The first 23 days of New York legal online sports betting have been historic, setting a new sports betting record for monthly handle in a US jurisdiction. While the state’s cut of that $1.6 billion in wagers looks appetizing now due to the huge numbers, there’s no telling how long the state can milk this cow before it starts to dry up.
Because it’s uncertain what the market will look like at maturity, leaders in the state should consider the jury still out on whether their national high revenue-sharing deal with online sportsbooks is sustainable. Several aspects of the situation point to that perhaps not being the case.
New York online sportsbooks crush sports betting record
In a mere three weeks and two days, NY’s online sportsbooks dominated. From Jan. 8-23, they took in more than $1.625 billion in handle. That surpasses the old standard of $1.3 billion set in October 2021 in neighboring New Jersey.
Caesars still leads the pack but its market share declined. In the first 16 days of action, Caesars accounted for about 41.4% of the $1.175 billion in handle. Now, Caesars’ $615.5 million is about 37.8% of the whole.
Part of the explanation for the erosion of some of Caesars’ market share was the introductions of BetMGM and PointsBet. Those sportsbooks went live in NY on Jan. 17 and Jan. 23, respectively. Their combined $107.6 million in handle represents about 6.6% of the total.
FanDuel actually fared the best over the final week in that 23-day sampling, though. Regardless of which operator ultimately proves to be New Yorkers’ favorite, the state might have been the biggest winner over the first 23 days of NY online sports betting.
A boost for the state coffers

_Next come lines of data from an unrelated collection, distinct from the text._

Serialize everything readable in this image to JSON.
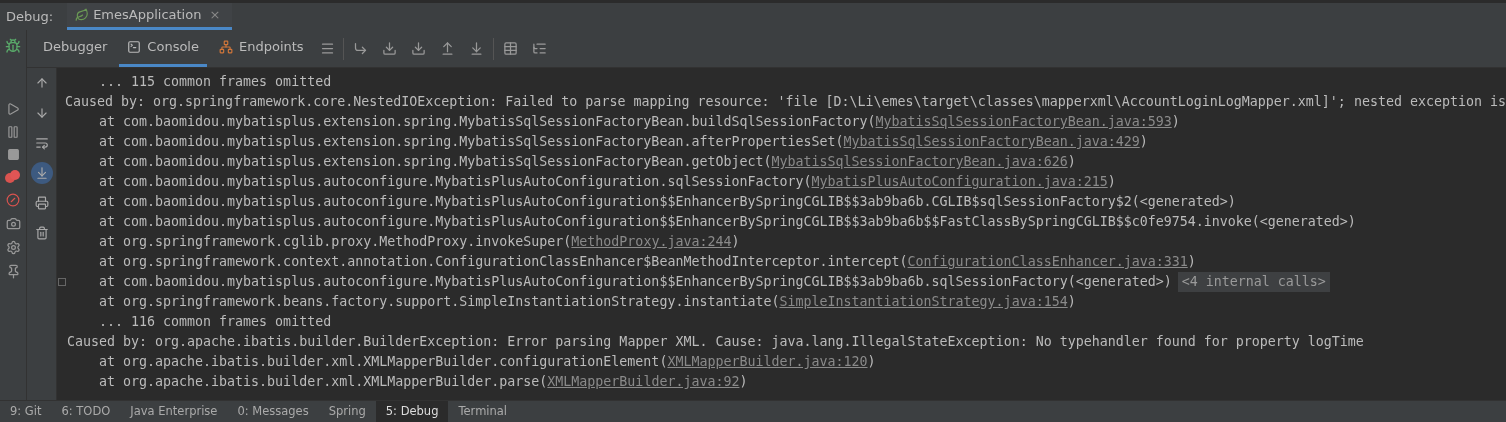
{
  "debug_bar": {
    "label": "Debug:",
    "tabs": [
      {
        "label": "EmesApplication",
        "selected": true,
        "close": "×"
      }
    ]
  },
  "toolbar": {
    "tabs": [
      {
        "label": "Debugger",
        "selected": false
      },
      {
        "label": "Console",
        "selected": true
      },
      {
        "label": "Endpoints",
        "selected": false
      }
    ]
  },
  "console_tools": [
    {
      "kind": "up",
      "on": false
    },
    {
      "kind": "down",
      "on": false
    },
    {
      "kind": "wrap",
      "on": false
    },
    {
      "kind": "scroll-end",
      "on": true
    },
    {
      "kind": "print",
      "on": false
    },
    {
      "kind": "trash",
      "on": false
    }
  ],
  "console": {
    "lines": [
      {
        "kind": "omitted",
        "text": "... 115 common frames omitted"
      },
      {
        "kind": "caused",
        "text": "Caused by: org.springframework.core.NestedIOException: Failed to parse mapping resource: 'file [D:\\Li\\emes\\target\\classes\\mapperxml\\AccountLoginLogMapper.xml]'; nested exception is"
      },
      {
        "kind": "frame",
        "text": "at com.baomidou.mybatisplus.extension.spring.MybatisSqlSessionFactoryBean.buildSqlSessionFactory(",
        "link": "MybatisSqlSessionFactoryBean.java:593",
        "tail": ")"
      },
      {
        "kind": "frame",
        "text": "at com.baomidou.mybatisplus.extension.spring.MybatisSqlSessionFactoryBean.afterPropertiesSet(",
        "link": "MybatisSqlSessionFactoryBean.java:429",
        "tail": ")"
      },
      {
        "kind": "frame",
        "text": "at com.baomidou.mybatisplus.extension.spring.MybatisSqlSessionFactoryBean.getObject(",
        "link": "MybatisSqlSessionFactoryBean.java:626",
        "tail": ")"
      },
      {
        "kind": "frame",
        "text": "at com.baomidou.mybatisplus.autoconfigure.MybatisPlusAutoConfiguration.sqlSessionFactory(",
        "link": "MybatisPlusAutoConfiguration.java:215",
        "tail": ")"
      },
      {
        "kind": "frame",
        "text": "at com.baomidou.mybatisplus.autoconfigure.MybatisPlusAutoConfiguration$$EnhancerBySpringCGLIB$$3ab9ba6b.CGLIB$sqlSessionFactory$2(<generated>)"
      },
      {
        "kind": "frame",
        "text": "at com.baomidou.mybatisplus.autoconfigure.MybatisPlusAutoConfiguration$$EnhancerBySpringCGLIB$$3ab9ba6b$$FastClassBySpringCGLIB$$c0fe9754.invoke(<generated>)"
      },
      {
        "kind": "frame",
        "text": "at org.springframework.cglib.proxy.MethodProxy.invokeSuper(",
        "link": "MethodProxy.java:244",
        "tail": ")"
      },
      {
        "kind": "frame",
        "text": "at org.springframework.context.annotation.ConfigurationClassEnhancer$BeanMethodInterceptor.intercept(",
        "link": "ConfigurationClassEnhancer.java:331",
        "tail": ")"
      },
      {
        "kind": "frame",
        "text": "at com.baomidou.mybatisplus.autoconfigure.MybatisPlusAutoConfiguration$$EnhancerBySpringCGLIB$$3ab9ba6b.sqlSessionFactory(<generated>)",
        "badge": "<4 internal calls>"
      },
      {
        "kind": "frame",
        "text": "at org.springframework.beans.factory.support.SimpleInstantiationStrategy.instantiate(",
        "link": "SimpleInstantiationStrategy.java:154",
        "tail": ")"
      },
      {
        "kind": "omitted",
        "text": "... 116 common frames omitted"
      },
      {
        "kind": "caused",
        "text": "Caused by: org.apache.ibatis.builder.BuilderException: Error parsing Mapper XML. Cause: java.lang.IllegalStateException: No typehandler found for property logTime"
      },
      {
        "kind": "frame",
        "text": "at org.apache.ibatis.builder.xml.XMLMapperBuilder.configurationElement(",
        "link": "XMLMapperBuilder.java:120",
        "tail": ")"
      },
      {
        "kind": "frame",
        "text": "at org.apache.ibatis.builder.xml.XMLMapperBuilder.parse(",
        "link": "XMLMapperBuilder.java:92",
        "tail": ")"
      }
    ]
  },
  "tool_windows": [
    {
      "label": "9: Git",
      "selected": false
    },
    {
      "label": "6: TODO",
      "selected": false
    },
    {
      "label": "Java Enterprise",
      "selected": false
    },
    {
      "label": "0: Messages",
      "selected": false
    },
    {
      "label": "Spring",
      "selected": false
    },
    {
      "label": "5: Debug",
      "selected": true
    },
    {
      "label": "Terminal",
      "selected": false
    }
  ]
}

In the current structure, the state gets 51% of revenue from its licensed online sports betting partners. Thus, the state collected $57.6 million in tax dollars in the first 23 days of the activity.

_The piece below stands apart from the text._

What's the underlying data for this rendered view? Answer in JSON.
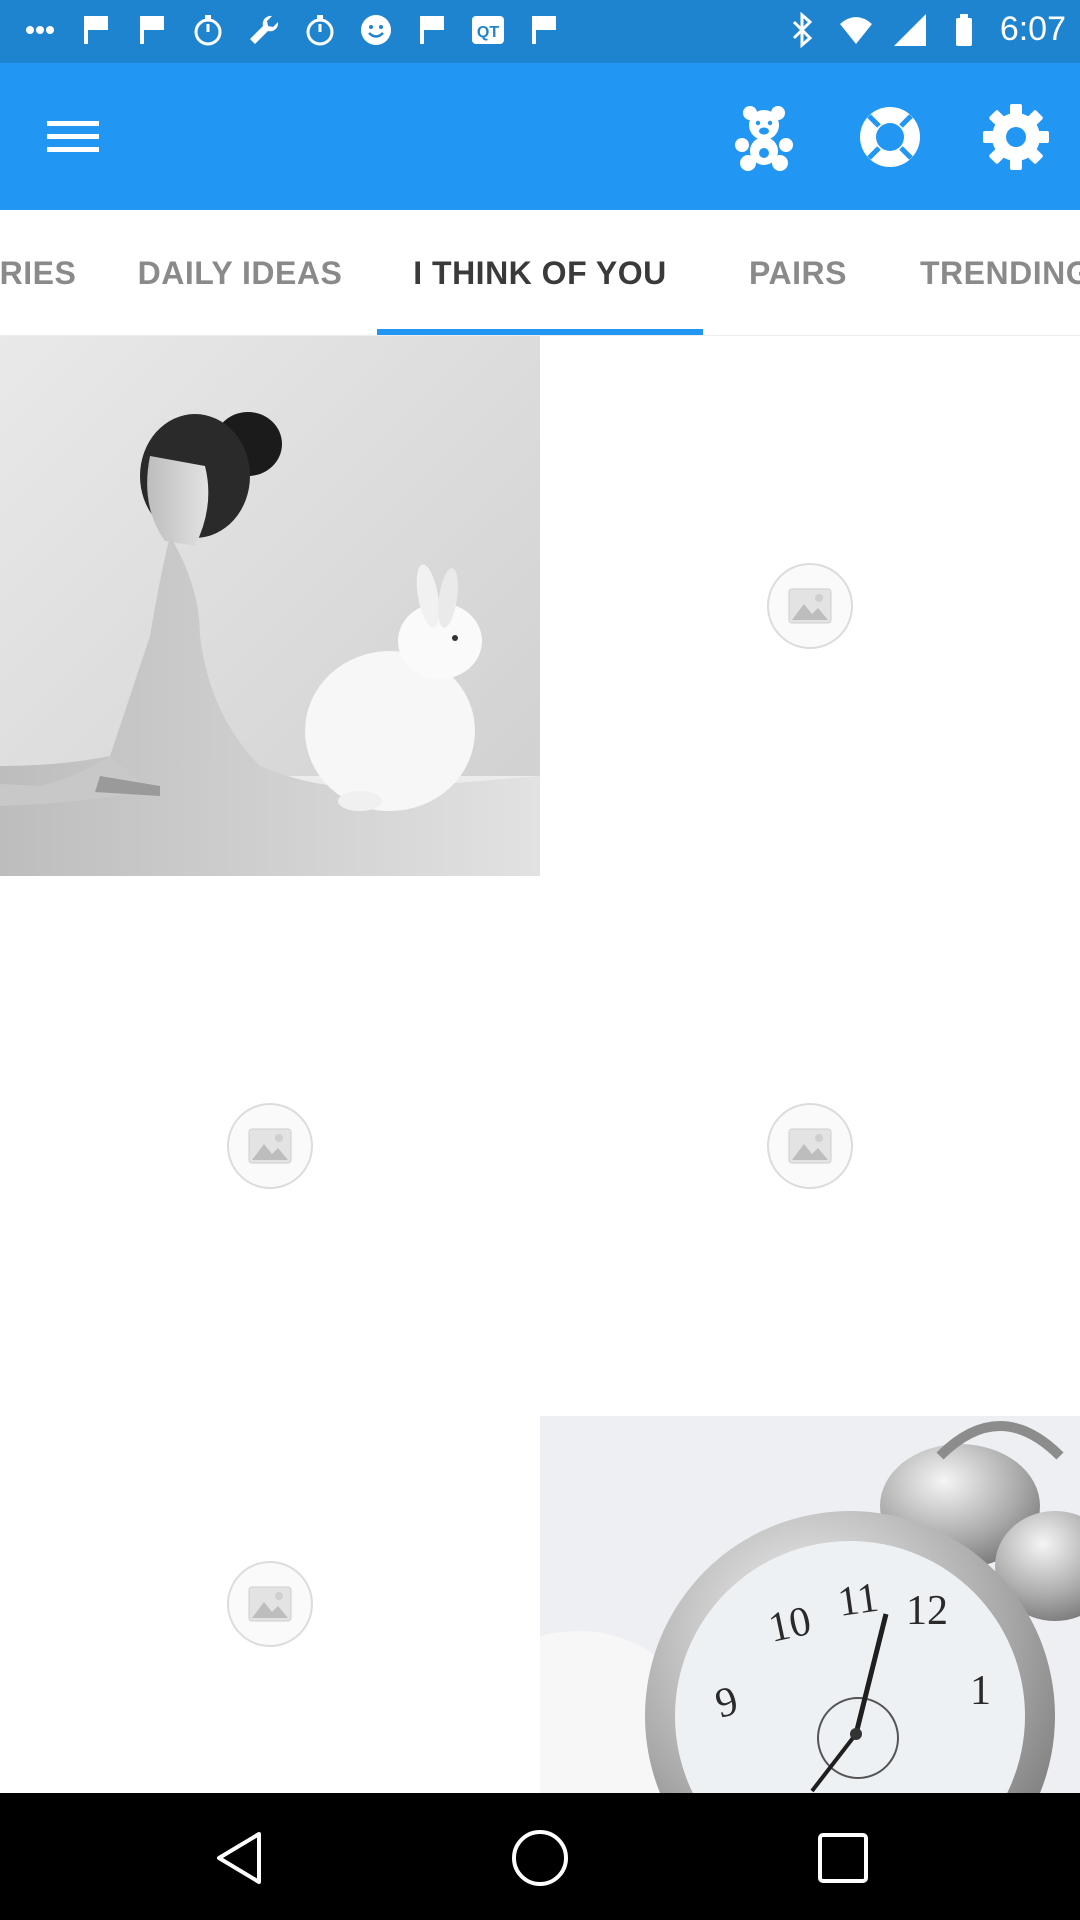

It’s important to put that number into perspective. The state’s budget for the current fiscal year is over $216 billion. That amount, while it might seem huge in comparison to what other jurisdictions have collected from their regulated sports betting markets, represents just about two-hundredths of a percent of what it takes to fund all the state’s operations for the year.
At the same time, that $57.6 million is the tax revenue from not even a full month of a year. When leaders in Albany figure out future budgets, they will be working with the numbers from a full year of online wagering in NY.

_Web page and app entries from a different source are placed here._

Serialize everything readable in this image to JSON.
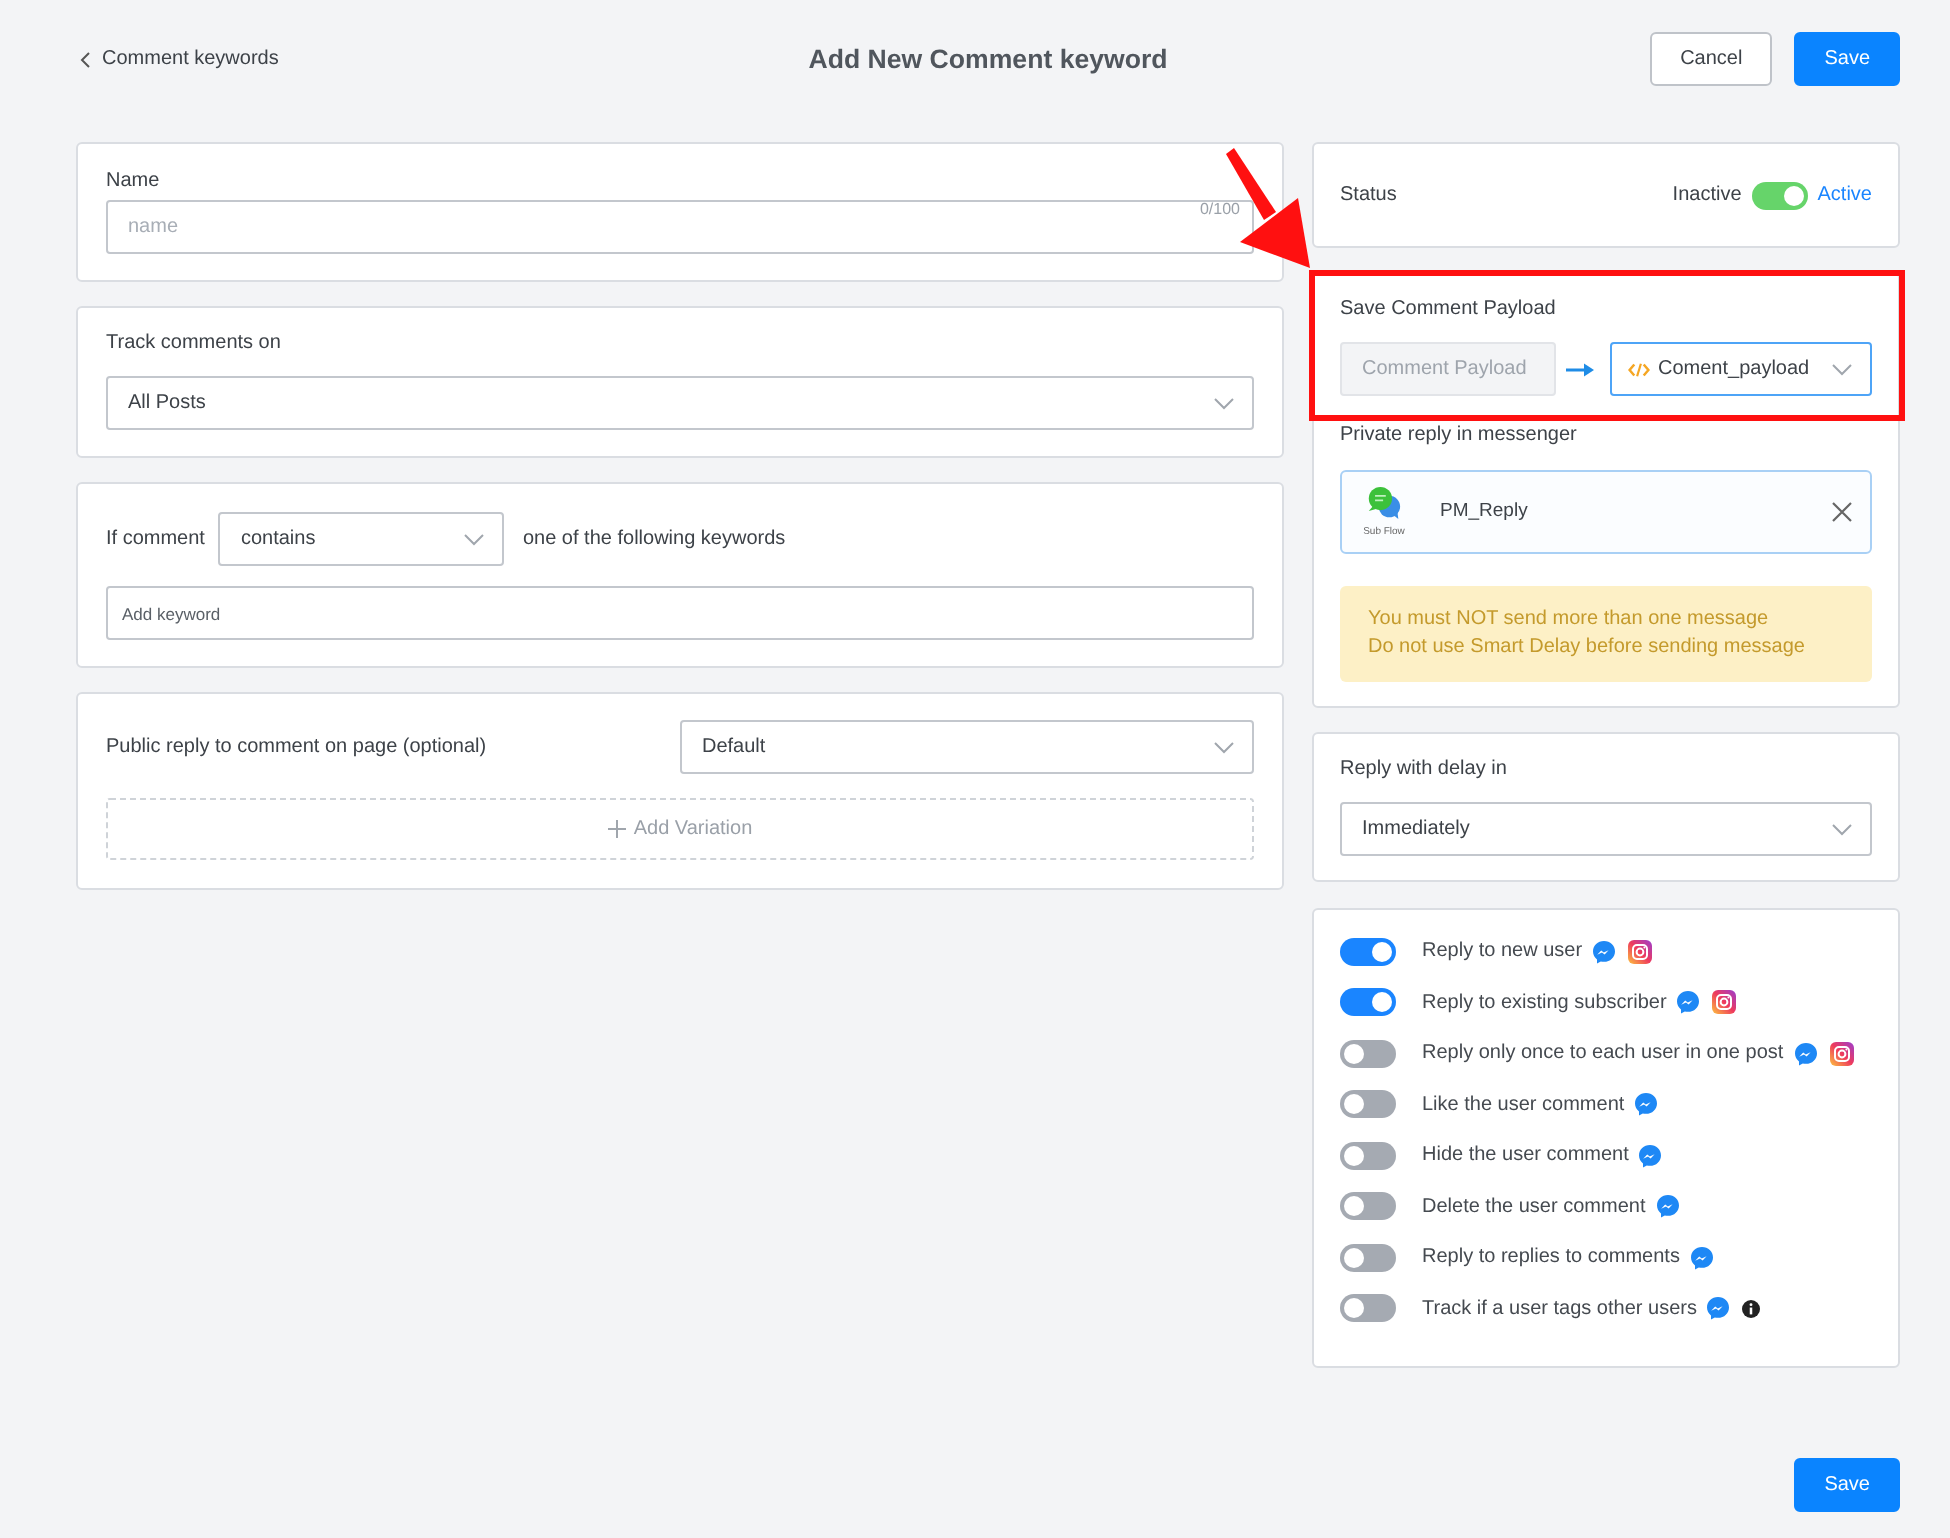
{
  "header": {
    "back_link": "Comment keywords",
    "title": "Add New Comment keyword",
    "buttons": [
      {
        "label": "Cancel",
        "kind": "secondary"
      },
      {
        "label": "Save",
        "kind": "primary"
      }
    ]
  },
  "name_card": {
    "label": "Name",
    "placeholder": "name",
    "counter": "0/100"
  },
  "track_card": {
    "label": "Track comments on",
    "value": "All Posts"
  },
  "condition_card": {
    "prefix": "If comment",
    "operator": "contains",
    "suffix": "one of the following keywords",
    "keyword_field": {
      "placeholder": "Add keyword"
    }
  },
  "public_reply_card": {
    "label": "Public reply to comment on page (optional)",
    "value": "Default",
    "add_button": "Add Variation"
  },
  "status_card": {
    "label": "Status",
    "off_label": "Inactive",
    "on_label": "Active",
    "on": true
  },
  "payload_card": {
    "label": "Save Comment Payload",
    "source": {
      "value": "Comment Payload",
      "disabled": true
    },
    "target": "Coment_payload",
    "private_reply_label": "Private reply in messenger",
    "flow": {
      "caption": "Sub Flow",
      "name": "PM_Reply"
    },
    "warnings": [
      "You must NOT send more than one message",
      "Do not use Smart Delay before sending message"
    ]
  },
  "delay_card": {
    "label": "Reply with delay in",
    "value": "Immediately"
  },
  "options": [
    {
      "label": "Reply to new user",
      "on": true,
      "badges": [
        {
          "kind": "chat"
        },
        {
          "kind": "camera"
        }
      ]
    },
    {
      "label": "Reply to existing subscriber",
      "on": true,
      "badges": [
        {
          "kind": "chat"
        },
        {
          "kind": "camera"
        }
      ]
    },
    {
      "label": "Reply only once to each user in one post",
      "on": false,
      "badges": [
        {
          "kind": "chat"
        },
        {
          "kind": "camera"
        }
      ]
    },
    {
      "label": "Like the user comment",
      "on": false,
      "badges": [
        {
          "kind": "chat"
        }
      ]
    },
    {
      "label": "Hide the user comment",
      "on": false,
      "badges": [
        {
          "kind": "chat"
        }
      ]
    },
    {
      "label": "Delete the user comment",
      "on": false,
      "badges": [
        {
          "kind": "chat"
        }
      ]
    },
    {
      "label": "Reply to replies to comments",
      "on": false,
      "badges": [
        {
          "kind": "chat"
        }
      ]
    },
    {
      "label": "Track if a user tags other users",
      "on": false,
      "badges": [
        {
          "kind": "chat"
        },
        {
          "kind": "info"
        }
      ]
    }
  ],
  "footer": {
    "save_button": "Save"
  }
}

That’s where some danger exists in terms of banking on this funding too much. Avoiding doing so requires an understanding of not only how sports betting works in the short term but the possibilities for the future as well.
NY launched at the peak time
A big part of the reason for the record-setting handle was operators’ impressive promotions and the newness of it all. Another huge component was the timing, however. It was a perfect storm.
The NFL playoffs are some of the most-bet events every year. In fact, in some markets, if you take the handle from all of the games as a group, it can surpass the betting dollars on the Super Bowls in the same years. The Super Bowl ranks as the single largest single day of betting in the US.
By going live in time for the entire slate of those games, NY got the full benefit. Had the market sprang to life even at the start of an NFL regular season, the number of dollars wagered probably would not have been so high.
That also means the figures in NY, just like other places in the US, should drop off after the Super Bowl. The numbers after two or three full years of wagering activity, when the newness has worn off, should represent the true state of the market.
By that time, the dynamic of sports betting in NY could change. That, in turn, could affect whether the current deal between operators and the state is feasible.
Will a 51-49 split still be viable in the future?
As anyone who lives in New York can attest to, the barrage of sports betting advertisements has been heavy. Between that and the value of promotional deals, NY operators are spending heavily to establish themselves in the market.
That level of spending is probably unsustainable for the operators. Additionally, even if they were to continue to dedicate their resources at the current rate, it probably would eventually lose its effectiveness.
Eventually, these same sportsbooks will likely scale back their promotional spend. If that results in lower handle, then that means less revenue for everyone. That’s an entirely different situation for the sportsbooks as compared to the state.
For the state, the sports betting split is just another source of funding. For the sportsbooks, however, that’s the main source of income. Their hold from sports bets is not only how they pay the state but all their other expenses as well.
Can they keep the apps running, much less turn a profit, on just 49% of whatever that new normal will look like? If not, they might have to make further adjustments to their business models like increasing vig or cutting back on marketing even further.
Also, in that case, it might be worth a look at whether a 51%-49% split still makes sense. A smaller percentage of more revenue could actually turn out to be more funding for the state.
Right now, though, there is seemingly no limit to the bounty that the state is getting from its regulated sports betting market. The days when that cow might not produce at the same rate are coming, though.